I am surprised that Raechal Leone Shewfelt, a senior Yahoo News editor who wrote the essay about Patricia Douglas did not mention the infamous scandal of the 1920s in which silent film comedian Roscoe ‘Fatty’ Arbuckle allegedly killed a starlet named Virginia Rappe as a result of raping her. Although she died four days after the supposed incident, Arbuckle was acquitted due to lack of evidence. While it is suggested he may have been the victim of a blackmail honey trap, his career was effectively destroyed by Hearst newspapers and the Hays Office, a film industry self–regulatory body that temporarily blacklisted him. He died aged only 46.
Was Arbuckle evil? Or was this an early case of #HimToo?
A book like this, featuring many different writers with a huge range of styles and produced so fast, falters by being occasionally repetitious, a little tedious and also delivers a mixed message because so far as I’m concerned many of the contributors have an unhealthy over-absorption in sexual matters. If this view makes me appear both reactionary and ungracious, I’ll conclude by mentioning a piece that made me chuckle. Wall Street Assets, an excerpt from the memoir of artist, author and sex rights activist, Veronica Vera is by turns funny, ferocious and filthy.
It also returns me to my earlier thoughts about the misuse and abuse of language. Veronica Vera most certainly needed to study her rights after meeting the repulsive ‘Sherman’, a character at a small Wall Street trading house. How in tarnation she ever became his mistress, heaven alone knows.
After all, he began their relationship by calling her ‘shiksa’, then unzipped his trouser (pants) fly and pulled out his shirt tail “as if it were a penis”.
He also had a vile nickname for the car he gave her and did not tell her that the ‘S’ word is not just a disdainful Yiddish expression for a non-Jewish woman. It means that which is loathsome and abominable. No wonder Sherman went back to his wife!
Now, what will Harvey Weinstein do next?
** #MeToo: Essays About How and Why This Happened, What It Means and How to Make Sure It Never Happens Again, is edited by Lori Perkins and is available from Amazon on Kindle ($0.00) or in Paperback ($6.99).
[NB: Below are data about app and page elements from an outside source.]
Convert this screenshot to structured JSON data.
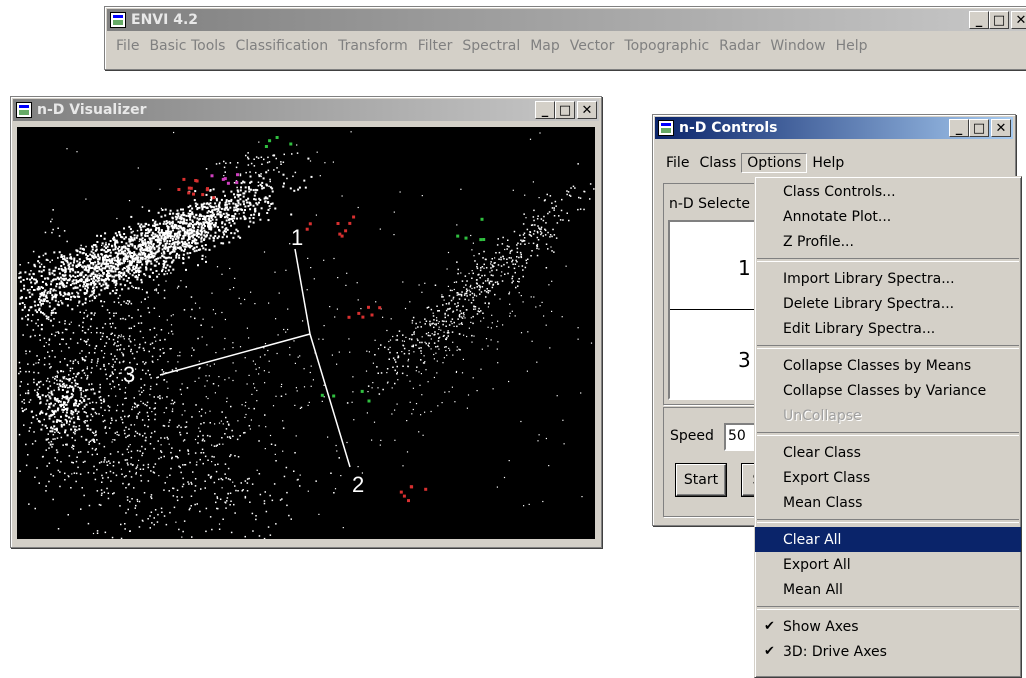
{
  "envi_window": {
    "title": "ENVI 4.2",
    "menu": [
      "File",
      "Basic Tools",
      "Classification",
      "Transform",
      "Filter",
      "Spectral",
      "Map",
      "Vector",
      "Topographic",
      "Radar",
      "Window",
      "Help"
    ],
    "buttons": {
      "minimize": "_",
      "maximize": "□",
      "close": "✕"
    }
  },
  "visualizer": {
    "title": "n-D Visualizer",
    "axis_labels": [
      "1",
      "2",
      "3"
    ],
    "buttons": {
      "minimize": "_",
      "maximize": "□",
      "close": "✕"
    }
  },
  "controls": {
    "title": "n-D Controls",
    "menu": [
      "File",
      "Class",
      "Options",
      "Help"
    ],
    "active_menu": "Options",
    "selected_label": "n-D Selecte",
    "band_numbers": [
      "1",
      "3"
    ],
    "speed_label": "Speed",
    "speed_value": "50",
    "start_button": "Start",
    "second_button_partial": "S",
    "buttons": {
      "minimize": "_",
      "maximize": "□",
      "close": "✕"
    }
  },
  "options_menu": {
    "groups": [
      [
        "Class Controls...",
        "Annotate Plot...",
        "Z Profile..."
      ],
      [
        "Import Library Spectra...",
        "Delete Library Spectra...",
        "Edit Library Spectra..."
      ],
      [
        "Collapse Classes by Means",
        "Collapse Classes by Variance",
        "UnCollapse"
      ],
      [
        "Clear Class",
        "Export Class",
        "Mean Class"
      ],
      [
        "Clear All",
        "Export All",
        "Mean All"
      ],
      [
        "Show Axes",
        "3D: Drive Axes"
      ]
    ],
    "selected_item": "Clear All",
    "disabled_items": [
      "UnCollapse"
    ],
    "checked_items": [
      "Show Axes",
      "3D: Drive Axes"
    ]
  },
  "colors": {
    "active_title": "#0a246a",
    "inactive_title": "#808080",
    "plot_background": "#000000",
    "point_color": "#ffffff",
    "class_red": "#d83030",
    "class_green": "#30c040",
    "class_magenta": "#d040c0"
  }
}
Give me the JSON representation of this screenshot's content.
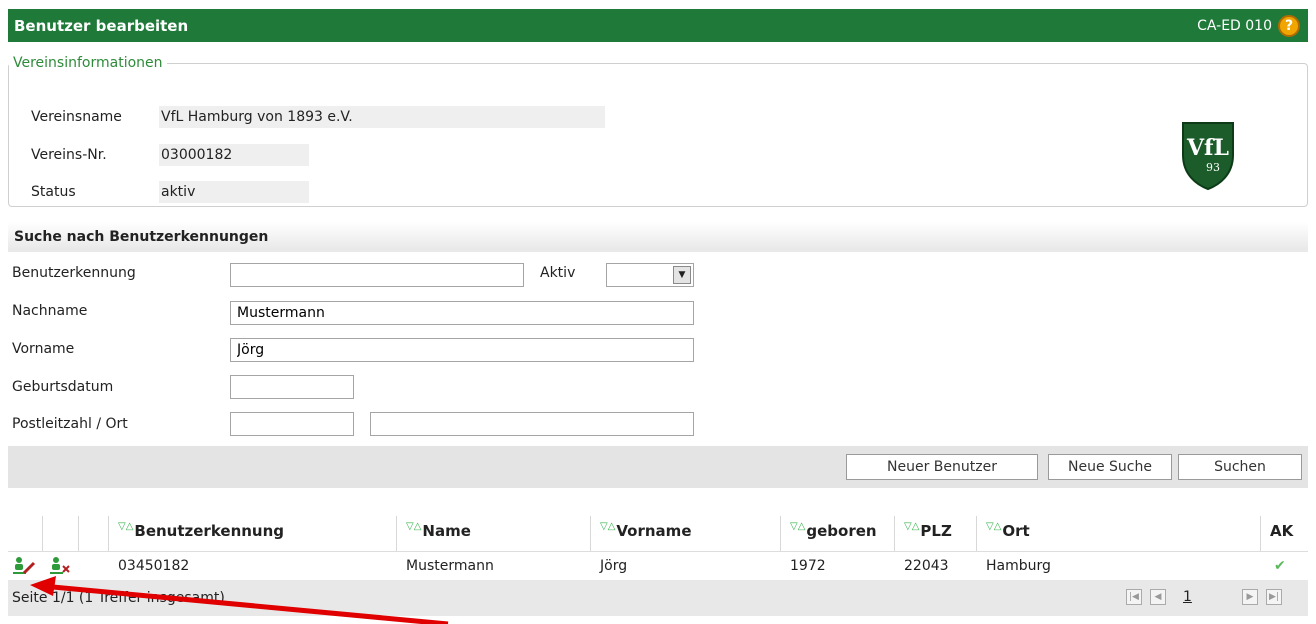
{
  "header": {
    "title": "Benutzer bearbeiten",
    "code": "CA-ED 010",
    "help_icon": "question-icon"
  },
  "vereinsinfo": {
    "legend": "Vereinsinformationen",
    "rows": [
      {
        "label": "Vereinsname",
        "value": "VfL Hamburg von 1893 e.V."
      },
      {
        "label": "Vereins-Nr.",
        "value": "03000182"
      },
      {
        "label": "Status",
        "value": "aktiv"
      }
    ],
    "logo_text": "VfL",
    "logo_sub": "93"
  },
  "search": {
    "title": "Suche nach Benutzerkennungen",
    "fields": {
      "benutzerkennung": {
        "label": "Benutzerkennung",
        "value": ""
      },
      "aktiv": {
        "label": "Aktiv",
        "value": ""
      },
      "nachname": {
        "label": "Nachname",
        "value": "Mustermann"
      },
      "vorname": {
        "label": "Vorname",
        "value": "Jörg"
      },
      "geburtsdatum": {
        "label": "Geburtsdatum",
        "value": ""
      },
      "plz_ort": {
        "label": "Postleitzahl / Ort",
        "plz": "",
        "ort": ""
      }
    },
    "buttons": {
      "neuer_benutzer": "Neuer Benutzer",
      "neue_suche": "Neue Suche",
      "suchen": "Suchen"
    }
  },
  "results": {
    "sort_icon": "▽△",
    "columns": [
      "Benutzerkennung",
      "Name",
      "Vorname",
      "geboren",
      "PLZ",
      "Ort",
      "AK"
    ],
    "rows": [
      {
        "benutzerkennung": "03450182",
        "name": "Mustermann",
        "vorname": "Jörg",
        "geboren": "1972",
        "plz": "22043",
        "ort": "Hamburg",
        "ak": "✔"
      }
    ],
    "pager_text": "Seite 1/1 (1 Treffer insgesamt)",
    "page_number": "1"
  },
  "colors": {
    "header_green": "#1f7a3a",
    "legend_green": "#2e8b3a",
    "annotation_red": "#e00000"
  }
}
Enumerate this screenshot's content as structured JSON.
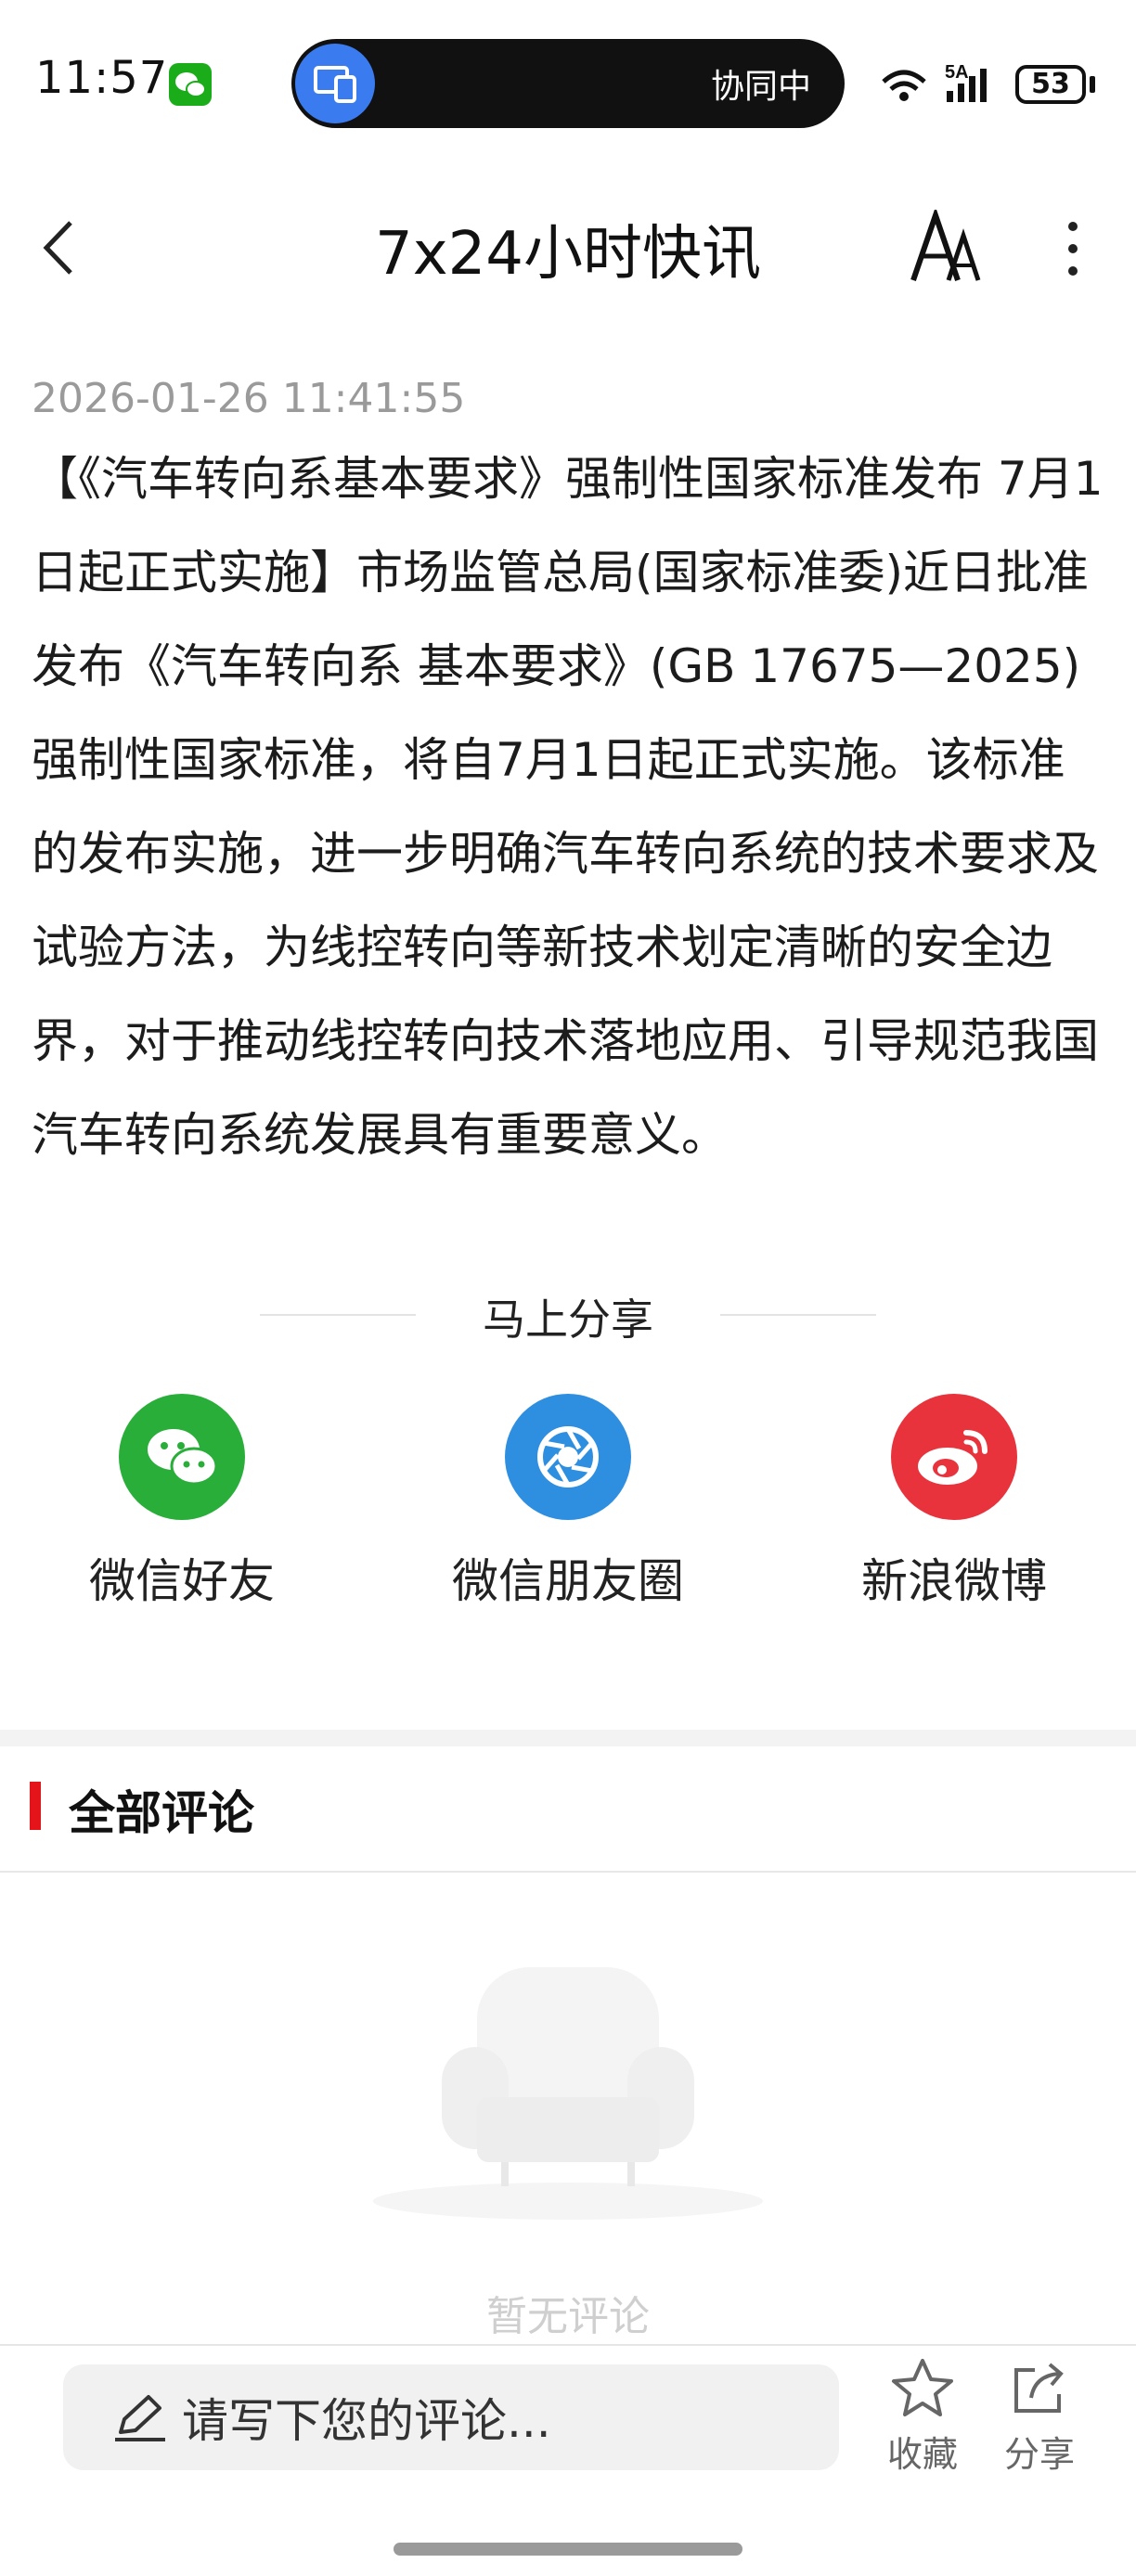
{
  "status_bar": {
    "time": "11:57",
    "island_text": "协同中",
    "network": "5A",
    "battery": "53"
  },
  "header": {
    "title": "7x24小时快讯",
    "back_icon": "chevron-left-icon",
    "font_icon": "font-size-icon",
    "more_icon": "more-vertical-icon"
  },
  "article": {
    "timestamp": "2026-01-26 11:41:55",
    "body": "【《汽车转向系基本要求》强制性国家标准发布 7月1日起正式实施】市场监管总局(国家标准委)近日批准发布《汽车转向系 基本要求》(GB 17675—2025)强制性国家标准，将自7月1日起正式实施。该标准的发布实施，进一步明确汽车转向系统的技术要求及试验方法，为线控转向等新技术划定清晰的安全边界，对于推动线控转向技术落地应用、引导规范我国汽车转向系统发展具有重要意义。"
  },
  "share": {
    "title": "马上分享",
    "items": [
      {
        "label": "微信好友",
        "icon": "wechat-icon",
        "color": "#2aae3a"
      },
      {
        "label": "微信朋友圈",
        "icon": "moments-icon",
        "color": "#2e8fe0"
      },
      {
        "label": "新浪微博",
        "icon": "weibo-icon",
        "color": "#e8333d"
      }
    ]
  },
  "comments": {
    "title": "全部评论",
    "empty_text": "暂无评论",
    "accent": "#e5141b"
  },
  "bottom_bar": {
    "placeholder": "请写下您的评论...",
    "favorite_label": "收藏",
    "share_label": "分享"
  }
}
Born in Birmingham, England, U.K., Natalie Wood began working in journalism a month before the outbreak of the 1973 Yom Kippur War. She emigrated from Manchester to Israel in March 2010 and lives in Karmiel, Galilee from where she writes several blogs, micro-fiction and free-verse. Natalie features in Smith Magazine’s Six Word Memoirs On Jewish Life and has contributed to Technorati and Blogcritics along with Jewish Renaissance and Live Encounters magazines.
© Natalie Wood